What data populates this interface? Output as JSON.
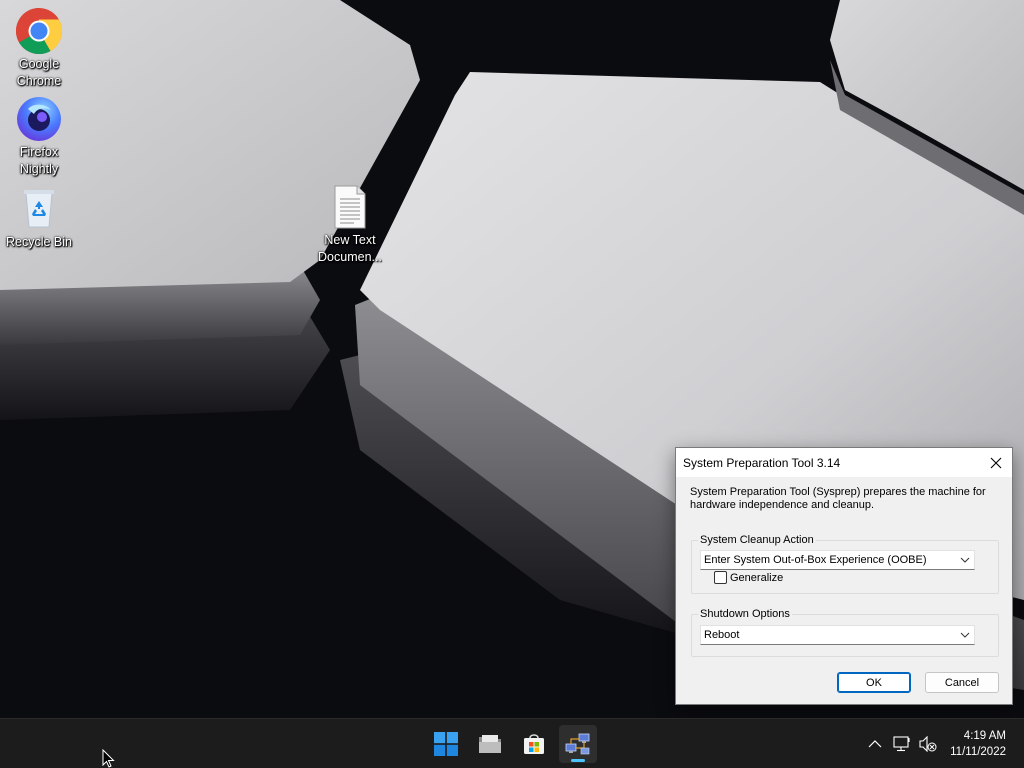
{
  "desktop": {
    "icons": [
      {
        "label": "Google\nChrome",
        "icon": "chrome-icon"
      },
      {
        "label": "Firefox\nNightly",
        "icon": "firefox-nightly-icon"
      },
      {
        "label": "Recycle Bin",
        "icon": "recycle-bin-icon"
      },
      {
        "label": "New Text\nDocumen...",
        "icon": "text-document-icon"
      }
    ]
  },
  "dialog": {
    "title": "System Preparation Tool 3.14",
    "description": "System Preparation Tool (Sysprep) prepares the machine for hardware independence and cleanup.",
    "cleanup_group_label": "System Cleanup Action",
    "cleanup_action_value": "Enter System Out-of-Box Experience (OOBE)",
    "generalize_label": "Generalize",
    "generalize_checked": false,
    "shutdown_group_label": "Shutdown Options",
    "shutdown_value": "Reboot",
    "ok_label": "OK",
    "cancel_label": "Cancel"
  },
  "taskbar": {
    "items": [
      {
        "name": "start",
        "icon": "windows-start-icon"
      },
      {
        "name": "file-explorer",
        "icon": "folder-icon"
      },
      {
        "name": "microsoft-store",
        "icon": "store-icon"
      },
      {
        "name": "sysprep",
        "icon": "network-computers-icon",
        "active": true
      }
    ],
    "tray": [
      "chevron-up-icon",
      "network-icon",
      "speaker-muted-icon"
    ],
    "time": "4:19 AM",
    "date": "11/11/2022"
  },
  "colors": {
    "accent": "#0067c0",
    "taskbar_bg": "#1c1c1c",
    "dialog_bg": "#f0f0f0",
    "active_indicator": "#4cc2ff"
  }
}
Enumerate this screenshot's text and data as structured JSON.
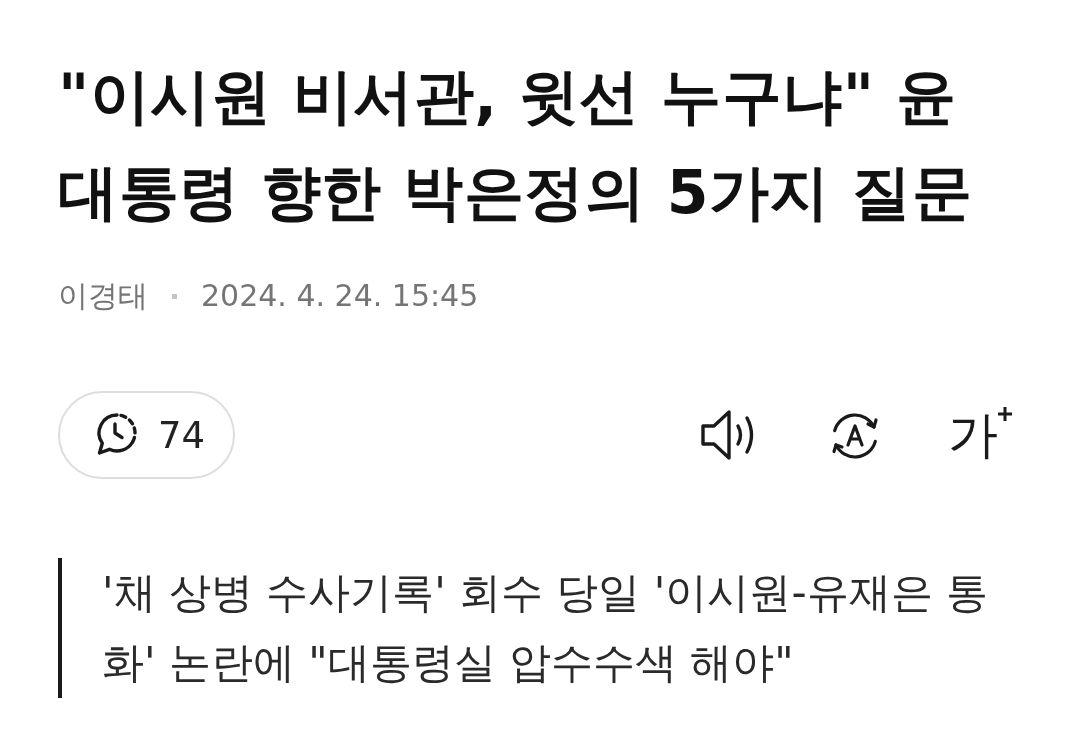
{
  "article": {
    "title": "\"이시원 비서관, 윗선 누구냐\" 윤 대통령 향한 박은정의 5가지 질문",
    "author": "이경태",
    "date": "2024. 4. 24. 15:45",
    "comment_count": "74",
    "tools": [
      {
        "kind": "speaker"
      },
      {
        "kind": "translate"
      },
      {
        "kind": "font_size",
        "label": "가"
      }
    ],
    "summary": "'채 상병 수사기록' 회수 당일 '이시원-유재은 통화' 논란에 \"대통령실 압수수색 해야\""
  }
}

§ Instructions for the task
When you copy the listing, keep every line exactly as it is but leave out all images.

§ Task result
What data populates this interface? Output as JSON.
{
  "desktop": {
    "icons": [
      {
        "label": "Google\nChrome",
        "icon": "chrome-icon"
      },
      {
        "label": "Firefox\nNightly",
        "icon": "firefox-nightly-icon"
      },
      {
        "label": "Recycle Bin",
        "icon": "recycle-bin-icon"
      },
      {
        "label": "New Text\nDocumen...",
        "icon": "text-document-icon"
      }
    ]
  },
  "dialog": {
    "title": "System Preparation Tool 3.14",
    "description": "System Preparation Tool (Sysprep) prepares the machine for hardware independence and cleanup.",
    "cleanup_group_label": "System Cleanup Action",
    "cleanup_action_value": "Enter System Out-of-Box Experience (OOBE)",
    "generalize_label": "Generalize",
    "generalize_checked": false,
    "shutdown_group_label": "Shutdown Options",
    "shutdown_value": "Reboot",
    "ok_label": "OK",
    "cancel_label": "Cancel"
  },
  "taskbar": {
    "items": [
      {
        "name": "start",
        "icon": "windows-start-icon"
      },
      {
        "name": "file-explorer",
        "icon": "folder-icon"
      },
      {
        "name": "microsoft-store",
        "icon": "store-icon"
      },
      {
        "name": "sysprep",
        "icon": "network-computers-icon",
        "active": true
      }
    ],
    "tray": [
      "chevron-up-icon",
      "network-icon",
      "speaker-muted-icon"
    ],
    "time": "4:19 AM",
    "date": "11/11/2022"
  },
  "colors": {
    "accent": "#0067c0",
    "taskbar_bg": "#1c1c1c",
    "dialog_bg": "#f0f0f0",
    "active_indicator": "#4cc2ff"
  }
}
Enumerate this screenshot's text and data as structured JSON.
{
  "article": {
    "title": "\"이시원 비서관, 윗선 누구냐\" 윤 대통령 향한 박은정의 5가지 질문",
    "author": "이경태",
    "date": "2024. 4. 24. 15:45",
    "comment_count": "74",
    "tools": [
      {
        "kind": "speaker"
      },
      {
        "kind": "translate"
      },
      {
        "kind": "font_size",
        "label": "가"
      }
    ],
    "summary": "'채 상병 수사기록' 회수 당일 '이시원-유재은 통화' 논란에 \"대통령실 압수수색 해야\""
  }
}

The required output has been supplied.